- _INPUT DATA_:
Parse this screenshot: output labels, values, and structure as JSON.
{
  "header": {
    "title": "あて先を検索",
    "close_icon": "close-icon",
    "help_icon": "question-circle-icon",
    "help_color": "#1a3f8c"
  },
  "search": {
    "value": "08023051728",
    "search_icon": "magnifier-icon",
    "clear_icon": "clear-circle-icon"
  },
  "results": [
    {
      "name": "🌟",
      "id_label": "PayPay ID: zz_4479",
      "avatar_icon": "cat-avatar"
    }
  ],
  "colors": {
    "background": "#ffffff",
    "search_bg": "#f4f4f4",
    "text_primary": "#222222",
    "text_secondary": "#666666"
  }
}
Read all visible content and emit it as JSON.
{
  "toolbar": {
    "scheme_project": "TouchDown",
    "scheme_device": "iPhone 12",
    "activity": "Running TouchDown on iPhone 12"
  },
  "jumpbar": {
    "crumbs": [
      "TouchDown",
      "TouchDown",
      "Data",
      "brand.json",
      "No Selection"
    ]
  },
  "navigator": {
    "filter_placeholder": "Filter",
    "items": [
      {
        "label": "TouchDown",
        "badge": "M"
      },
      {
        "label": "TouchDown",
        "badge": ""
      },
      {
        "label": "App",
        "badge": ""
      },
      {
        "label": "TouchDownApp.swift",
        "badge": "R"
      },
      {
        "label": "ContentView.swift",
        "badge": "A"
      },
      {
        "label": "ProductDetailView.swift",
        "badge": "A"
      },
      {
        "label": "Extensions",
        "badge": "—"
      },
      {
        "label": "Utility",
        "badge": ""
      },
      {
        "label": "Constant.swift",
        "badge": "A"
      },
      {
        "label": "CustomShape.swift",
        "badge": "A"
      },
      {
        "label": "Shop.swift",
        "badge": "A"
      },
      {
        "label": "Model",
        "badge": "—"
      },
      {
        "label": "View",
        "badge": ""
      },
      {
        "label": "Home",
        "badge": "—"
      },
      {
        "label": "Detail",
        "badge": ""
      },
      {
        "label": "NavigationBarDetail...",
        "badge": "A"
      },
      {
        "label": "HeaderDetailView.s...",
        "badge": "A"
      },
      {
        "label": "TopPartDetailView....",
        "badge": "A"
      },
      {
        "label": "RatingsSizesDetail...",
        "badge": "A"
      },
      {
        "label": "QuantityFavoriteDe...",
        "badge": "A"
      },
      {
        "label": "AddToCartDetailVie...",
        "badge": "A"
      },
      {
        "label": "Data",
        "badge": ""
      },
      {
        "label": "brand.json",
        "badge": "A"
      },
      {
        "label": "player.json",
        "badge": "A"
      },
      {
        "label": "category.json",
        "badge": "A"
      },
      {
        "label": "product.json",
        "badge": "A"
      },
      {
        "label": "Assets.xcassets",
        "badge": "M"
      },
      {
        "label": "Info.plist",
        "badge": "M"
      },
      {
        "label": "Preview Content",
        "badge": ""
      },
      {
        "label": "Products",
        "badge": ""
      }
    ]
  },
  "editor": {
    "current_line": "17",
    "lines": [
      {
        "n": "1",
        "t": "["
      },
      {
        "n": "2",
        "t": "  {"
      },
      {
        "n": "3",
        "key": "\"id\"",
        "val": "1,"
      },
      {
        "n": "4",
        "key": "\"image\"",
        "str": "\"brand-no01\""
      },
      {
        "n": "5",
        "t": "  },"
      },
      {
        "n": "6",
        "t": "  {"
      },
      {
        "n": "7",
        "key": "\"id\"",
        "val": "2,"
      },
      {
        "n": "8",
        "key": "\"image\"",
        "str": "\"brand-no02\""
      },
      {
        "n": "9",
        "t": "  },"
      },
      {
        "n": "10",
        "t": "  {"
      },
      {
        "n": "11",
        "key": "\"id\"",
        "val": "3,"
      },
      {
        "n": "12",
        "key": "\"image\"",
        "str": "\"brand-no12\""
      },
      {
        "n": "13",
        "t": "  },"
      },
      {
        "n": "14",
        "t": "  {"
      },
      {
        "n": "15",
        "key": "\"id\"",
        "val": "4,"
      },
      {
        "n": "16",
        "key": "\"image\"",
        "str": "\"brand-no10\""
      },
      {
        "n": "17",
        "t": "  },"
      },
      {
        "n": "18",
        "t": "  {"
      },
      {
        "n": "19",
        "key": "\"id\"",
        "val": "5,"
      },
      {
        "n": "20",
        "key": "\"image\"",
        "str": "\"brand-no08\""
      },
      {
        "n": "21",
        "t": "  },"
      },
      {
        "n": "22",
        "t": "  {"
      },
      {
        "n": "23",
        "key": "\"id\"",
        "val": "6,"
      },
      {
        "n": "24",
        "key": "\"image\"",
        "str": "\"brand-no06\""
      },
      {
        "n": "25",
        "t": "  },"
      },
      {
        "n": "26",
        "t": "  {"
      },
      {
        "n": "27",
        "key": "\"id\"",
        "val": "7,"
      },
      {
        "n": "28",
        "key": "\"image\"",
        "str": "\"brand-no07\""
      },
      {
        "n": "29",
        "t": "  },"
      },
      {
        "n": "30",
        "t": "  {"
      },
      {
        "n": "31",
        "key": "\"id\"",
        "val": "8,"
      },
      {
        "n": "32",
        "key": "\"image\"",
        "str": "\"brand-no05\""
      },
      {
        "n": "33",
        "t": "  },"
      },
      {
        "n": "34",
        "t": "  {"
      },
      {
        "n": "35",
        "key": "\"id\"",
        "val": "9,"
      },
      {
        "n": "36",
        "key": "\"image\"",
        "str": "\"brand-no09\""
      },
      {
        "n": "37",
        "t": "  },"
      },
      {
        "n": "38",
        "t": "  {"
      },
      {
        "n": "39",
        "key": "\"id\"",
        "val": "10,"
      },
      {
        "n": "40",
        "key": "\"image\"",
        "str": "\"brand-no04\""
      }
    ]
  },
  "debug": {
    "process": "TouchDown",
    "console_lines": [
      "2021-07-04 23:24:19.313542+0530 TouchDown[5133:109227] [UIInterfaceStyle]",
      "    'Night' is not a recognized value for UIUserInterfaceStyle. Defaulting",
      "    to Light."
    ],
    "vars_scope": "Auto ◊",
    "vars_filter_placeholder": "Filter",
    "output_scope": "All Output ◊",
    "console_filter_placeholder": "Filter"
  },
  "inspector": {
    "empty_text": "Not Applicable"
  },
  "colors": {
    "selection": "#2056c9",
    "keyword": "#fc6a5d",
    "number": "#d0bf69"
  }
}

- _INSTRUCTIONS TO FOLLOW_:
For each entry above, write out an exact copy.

- _REPLY_:
Parse this screenshot: output labels, values, and structure as JSON.
{
  "header": {
    "title": "あて先を検索",
    "close_icon": "close-icon",
    "help_icon": "question-circle-icon",
    "help_color": "#1a3f8c"
  },
  "search": {
    "value": "08023051728",
    "search_icon": "magnifier-icon",
    "clear_icon": "clear-circle-icon"
  },
  "results": [
    {
      "name": "🌟",
      "id_label": "PayPay ID: zz_4479",
      "avatar_icon": "cat-avatar"
    }
  ],
  "colors": {
    "background": "#ffffff",
    "search_bg": "#f4f4f4",
    "text_primary": "#222222",
    "text_secondary": "#666666"
  }
}
Read all visible content and emit it as JSON.
{
  "toolbar": {
    "scheme_project": "TouchDown",
    "scheme_device": "iPhone 12",
    "activity": "Running TouchDown on iPhone 12"
  },
  "jumpbar": {
    "crumbs": [
      "TouchDown",
      "TouchDown",
      "Data",
      "brand.json",
      "No Selection"
    ]
  },
  "navigator": {
    "filter_placeholder": "Filter",
    "items": [
      {
        "label": "TouchDown",
        "badge": "M"
      },
      {
        "label": "TouchDown",
        "badge": ""
      },
      {
        "label": "App",
        "badge": ""
      },
      {
        "label": "TouchDownApp.swift",
        "badge": "R"
      },
      {
        "label": "ContentView.swift",
        "badge": "A"
      },
      {
        "label": "ProductDetailView.swift",
        "badge": "A"
      },
      {
        "label": "Extensions",
        "badge": "—"
      },
      {
        "label": "Utility",
        "badge": ""
      },
      {
        "label": "Constant.swift",
        "badge": "A"
      },
      {
        "label": "CustomShape.swift",
        "badge": "A"
      },
      {
        "label": "Shop.swift",
        "badge": "A"
      },
      {
        "label": "Model",
        "badge": "—"
      },
      {
        "label": "View",
        "badge": ""
      },
      {
        "label": "Home",
        "badge": "—"
      },
      {
        "label": "Detail",
        "badge": ""
      },
      {
        "label": "NavigationBarDetail...",
        "badge": "A"
      },
      {
        "label": "HeaderDetailView.s...",
        "badge": "A"
      },
      {
        "label": "TopPartDetailView....",
        "badge": "A"
      },
      {
        "label": "RatingsSizesDetail...",
        "badge": "A"
      },
      {
        "label": "QuantityFavoriteDe...",
        "badge": "A"
      },
      {
        "label": "AddToCartDetailVie...",
        "badge": "A"
      },
      {
        "label": "Data",
        "badge": ""
      },
      {
        "label": "brand.json",
        "badge": "A"
      },
      {
        "label": "player.json",
        "badge": "A"
      },
      {
        "label": "category.json",
        "badge": "A"
      },
      {
        "label": "product.json",
        "badge": "A"
      },
      {
        "label": "Assets.xcassets",
        "badge": "M"
      },
      {
        "label": "Info.plist",
        "badge": "M"
      },
      {
        "label": "Preview Content",
        "badge": ""
      },
      {
        "label": "Products",
        "badge": ""
      }
    ]
  },
  "editor": {
    "current_line": "17",
    "lines": [
      {
        "n": "1",
        "t": "["
      },
      {
        "n": "2",
        "t": "  {"
      },
      {
        "n": "3",
        "key": "\"id\"",
        "val": "1,"
      },
      {
        "n": "4",
        "key": "\"image\"",
        "str": "\"brand-no01\""
      },
      {
        "n": "5",
        "t": "  },"
      },
      {
        "n": "6",
        "t": "  {"
      },
      {
        "n": "7",
        "key": "\"id\"",
        "val": "2,"
      },
      {
        "n": "8",
        "key": "\"image\"",
        "str": "\"brand-no02\""
      },
      {
        "n": "9",
        "t": "  },"
      },
      {
        "n": "10",
        "t": "  {"
      },
      {
        "n": "11",
        "key": "\"id\"",
        "val": "3,"
      },
      {
        "n": "12",
        "key": "\"image\"",
        "str": "\"brand-no12\""
      },
      {
        "n": "13",
        "t": "  },"
      },
      {
        "n": "14",
        "t": "  {"
      },
      {
        "n": "15",
        "key": "\"id\"",
        "val": "4,"
      },
      {
        "n": "16",
        "key": "\"image\"",
        "str": "\"brand-no10\""
      },
      {
        "n": "17",
        "t": "  },"
      },
      {
        "n": "18",
        "t": "  {"
      },
      {
        "n": "19",
        "key": "\"id\"",
        "val": "5,"
      },
      {
        "n": "20",
        "key": "\"image\"",
        "str": "\"brand-no08\""
      },
      {
        "n": "21",
        "t": "  },"
      },
      {
        "n": "22",
        "t": "  {"
      },
      {
        "n": "23",
        "key": "\"id\"",
        "val": "6,"
      },
      {
        "n": "24",
        "key": "\"image\"",
        "str": "\"brand-no06\""
      },
      {
        "n": "25",
        "t": "  },"
      },
      {
        "n": "26",
        "t": "  {"
      },
      {
        "n": "27",
        "key": "\"id\"",
        "val": "7,"
      },
      {
        "n": "28",
        "key": "\"image\"",
        "str": "\"brand-no07\""
      },
      {
        "n": "29",
        "t": "  },"
      },
      {
        "n": "30",
        "t": "  {"
      },
      {
        "n": "31",
        "key": "\"id\"",
        "val": "8,"
      },
      {
        "n": "32",
        "key": "\"image\"",
        "str": "\"brand-no05\""
      },
      {
        "n": "33",
        "t": "  },"
      },
      {
        "n": "34",
        "t": "  {"
      },
      {
        "n": "35",
        "key": "\"id\"",
        "val": "9,"
      },
      {
        "n": "36",
        "key": "\"image\"",
        "str": "\"brand-no09\""
      },
      {
        "n": "37",
        "t": "  },"
      },
      {
        "n": "38",
        "t": "  {"
      },
      {
        "n": "39",
        "key": "\"id\"",
        "val": "10,"
      },
      {
        "n": "40",
        "key": "\"image\"",
        "str": "\"brand-no04\""
      }
    ]
  },
  "debug": {
    "process": "TouchDown",
    "console_lines": [
      "2021-07-04 23:24:19.313542+0530 TouchDown[5133:109227] [UIInterfaceStyle]",
      "    'Night' is not a recognized value for UIUserInterfaceStyle. Defaulting",
      "    to Light."
    ],
    "vars_scope": "Auto ◊",
    "vars_filter_placeholder": "Filter",
    "output_scope": "All Output ◊",
    "console_filter_placeholder": "Filter"
  },
  "inspector": {
    "empty_text": "Not Applicable"
  },
  "colors": {
    "selection": "#2056c9",
    "keyword": "#fc6a5d",
    "number": "#d0bf69"
  }
}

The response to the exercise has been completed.